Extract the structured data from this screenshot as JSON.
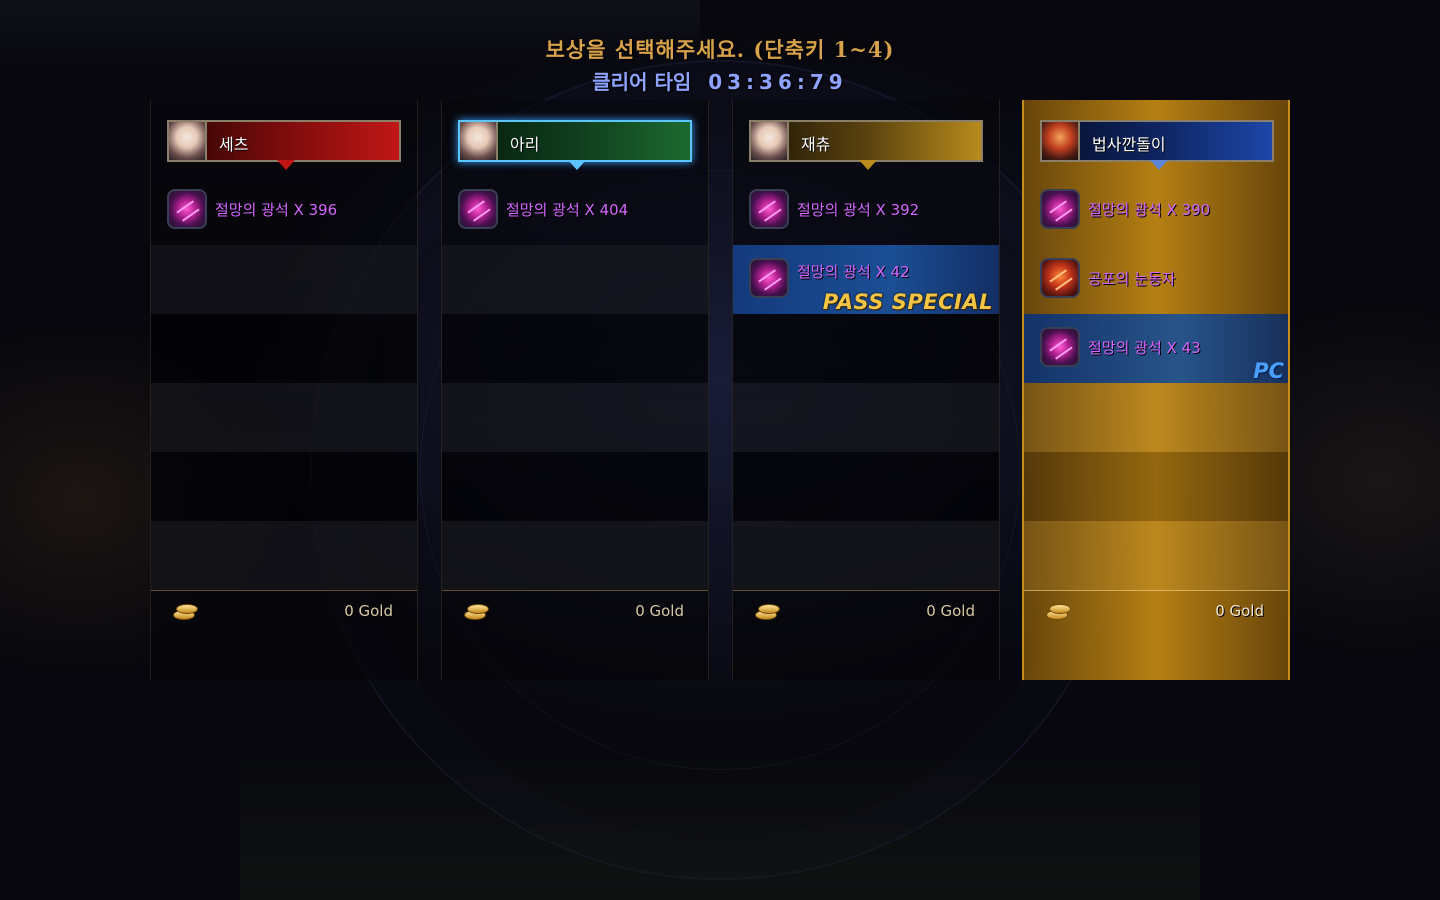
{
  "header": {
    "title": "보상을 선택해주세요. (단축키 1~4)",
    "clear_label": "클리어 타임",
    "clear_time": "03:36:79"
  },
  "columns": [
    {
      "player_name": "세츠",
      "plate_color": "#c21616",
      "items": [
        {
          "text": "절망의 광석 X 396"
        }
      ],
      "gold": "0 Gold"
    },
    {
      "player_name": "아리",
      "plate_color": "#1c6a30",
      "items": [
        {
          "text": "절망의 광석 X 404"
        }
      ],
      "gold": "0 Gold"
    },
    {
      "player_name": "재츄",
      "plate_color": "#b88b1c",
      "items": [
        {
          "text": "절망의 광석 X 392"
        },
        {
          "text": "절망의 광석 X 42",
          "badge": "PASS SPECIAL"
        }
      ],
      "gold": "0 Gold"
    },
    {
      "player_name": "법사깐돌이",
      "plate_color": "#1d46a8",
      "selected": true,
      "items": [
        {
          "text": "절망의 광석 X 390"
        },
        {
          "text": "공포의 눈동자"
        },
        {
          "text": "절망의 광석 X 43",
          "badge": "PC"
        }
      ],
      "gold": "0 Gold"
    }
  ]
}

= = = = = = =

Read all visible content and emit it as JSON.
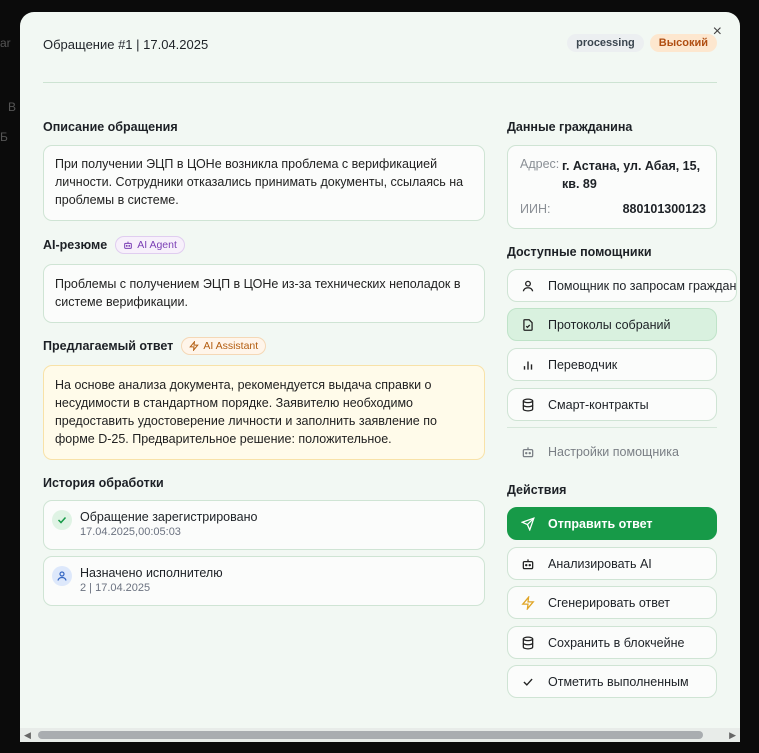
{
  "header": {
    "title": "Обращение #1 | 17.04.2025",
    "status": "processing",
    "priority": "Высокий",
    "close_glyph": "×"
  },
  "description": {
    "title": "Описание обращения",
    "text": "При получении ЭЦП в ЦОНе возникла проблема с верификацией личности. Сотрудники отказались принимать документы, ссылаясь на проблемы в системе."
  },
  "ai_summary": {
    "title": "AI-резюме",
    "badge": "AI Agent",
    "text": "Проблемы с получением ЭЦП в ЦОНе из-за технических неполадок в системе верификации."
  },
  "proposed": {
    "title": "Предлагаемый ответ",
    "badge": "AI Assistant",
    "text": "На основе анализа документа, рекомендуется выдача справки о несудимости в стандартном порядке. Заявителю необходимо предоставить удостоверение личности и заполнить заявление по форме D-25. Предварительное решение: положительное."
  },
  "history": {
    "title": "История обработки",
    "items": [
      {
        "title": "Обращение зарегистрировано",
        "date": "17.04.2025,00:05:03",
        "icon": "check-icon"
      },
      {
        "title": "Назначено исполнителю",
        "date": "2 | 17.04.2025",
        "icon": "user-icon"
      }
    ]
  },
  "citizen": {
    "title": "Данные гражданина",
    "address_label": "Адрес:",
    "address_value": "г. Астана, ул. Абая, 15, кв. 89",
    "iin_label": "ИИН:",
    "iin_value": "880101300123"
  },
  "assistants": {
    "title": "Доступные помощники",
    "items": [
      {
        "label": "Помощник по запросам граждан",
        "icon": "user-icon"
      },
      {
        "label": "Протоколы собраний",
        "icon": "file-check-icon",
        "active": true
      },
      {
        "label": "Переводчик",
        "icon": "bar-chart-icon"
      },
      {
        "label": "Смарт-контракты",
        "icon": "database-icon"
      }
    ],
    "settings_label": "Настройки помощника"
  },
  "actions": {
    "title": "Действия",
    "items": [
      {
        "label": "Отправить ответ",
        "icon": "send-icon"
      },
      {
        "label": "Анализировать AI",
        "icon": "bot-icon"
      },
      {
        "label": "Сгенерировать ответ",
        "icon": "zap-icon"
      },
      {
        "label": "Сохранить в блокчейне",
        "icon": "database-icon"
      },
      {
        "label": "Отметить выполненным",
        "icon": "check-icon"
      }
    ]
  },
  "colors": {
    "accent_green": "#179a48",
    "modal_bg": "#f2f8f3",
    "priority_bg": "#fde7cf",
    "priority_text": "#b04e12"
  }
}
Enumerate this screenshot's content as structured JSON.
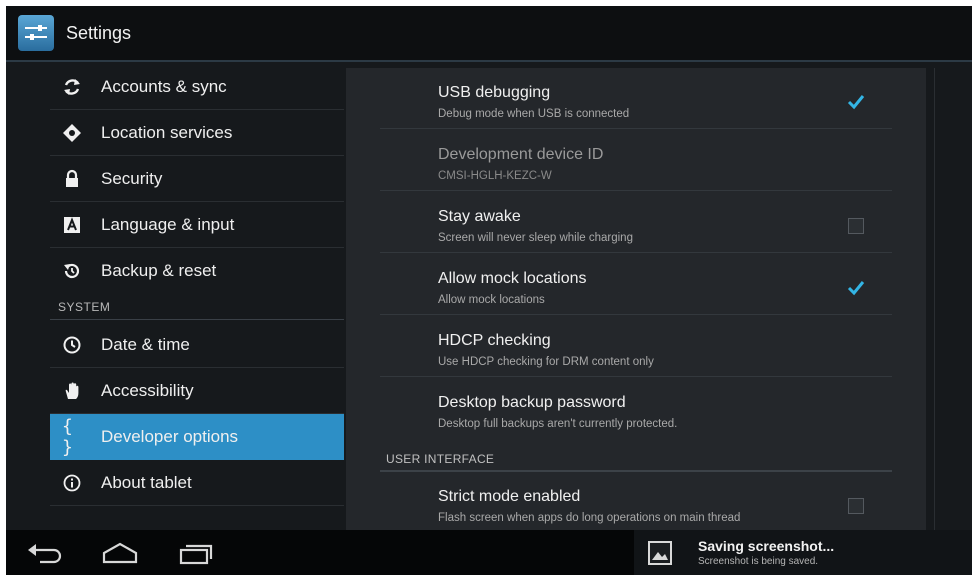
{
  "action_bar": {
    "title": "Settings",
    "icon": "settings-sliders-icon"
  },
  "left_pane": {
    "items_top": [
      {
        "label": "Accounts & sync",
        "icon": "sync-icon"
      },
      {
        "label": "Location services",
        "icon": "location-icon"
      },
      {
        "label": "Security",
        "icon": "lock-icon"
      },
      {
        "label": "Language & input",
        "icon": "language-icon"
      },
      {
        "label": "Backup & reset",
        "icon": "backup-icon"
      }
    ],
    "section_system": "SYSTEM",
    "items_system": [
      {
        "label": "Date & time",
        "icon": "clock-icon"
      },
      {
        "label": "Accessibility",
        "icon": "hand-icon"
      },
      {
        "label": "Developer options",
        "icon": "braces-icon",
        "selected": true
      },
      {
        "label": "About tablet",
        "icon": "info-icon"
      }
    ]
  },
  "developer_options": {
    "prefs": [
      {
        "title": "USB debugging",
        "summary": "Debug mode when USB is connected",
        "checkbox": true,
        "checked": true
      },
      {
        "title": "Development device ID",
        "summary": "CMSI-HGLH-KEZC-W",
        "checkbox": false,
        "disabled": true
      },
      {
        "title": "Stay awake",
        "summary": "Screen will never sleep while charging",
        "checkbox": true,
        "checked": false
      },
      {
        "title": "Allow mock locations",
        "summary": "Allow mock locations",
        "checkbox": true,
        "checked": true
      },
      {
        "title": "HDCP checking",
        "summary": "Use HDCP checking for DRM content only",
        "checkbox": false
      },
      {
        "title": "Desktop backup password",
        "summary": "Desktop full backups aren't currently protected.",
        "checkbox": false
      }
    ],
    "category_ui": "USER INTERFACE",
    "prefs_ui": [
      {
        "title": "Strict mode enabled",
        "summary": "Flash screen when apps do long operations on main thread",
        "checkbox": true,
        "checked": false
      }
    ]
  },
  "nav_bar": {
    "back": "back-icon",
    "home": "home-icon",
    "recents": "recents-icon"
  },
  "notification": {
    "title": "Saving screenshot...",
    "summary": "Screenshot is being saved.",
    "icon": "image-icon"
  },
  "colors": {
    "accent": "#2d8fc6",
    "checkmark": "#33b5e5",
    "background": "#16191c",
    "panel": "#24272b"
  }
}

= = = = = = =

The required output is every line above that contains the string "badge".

          "badge": "PASS SPECIAL"
          "badge": "PC"
    "badge": "AI Agent",
    "badge": "AI Assistant",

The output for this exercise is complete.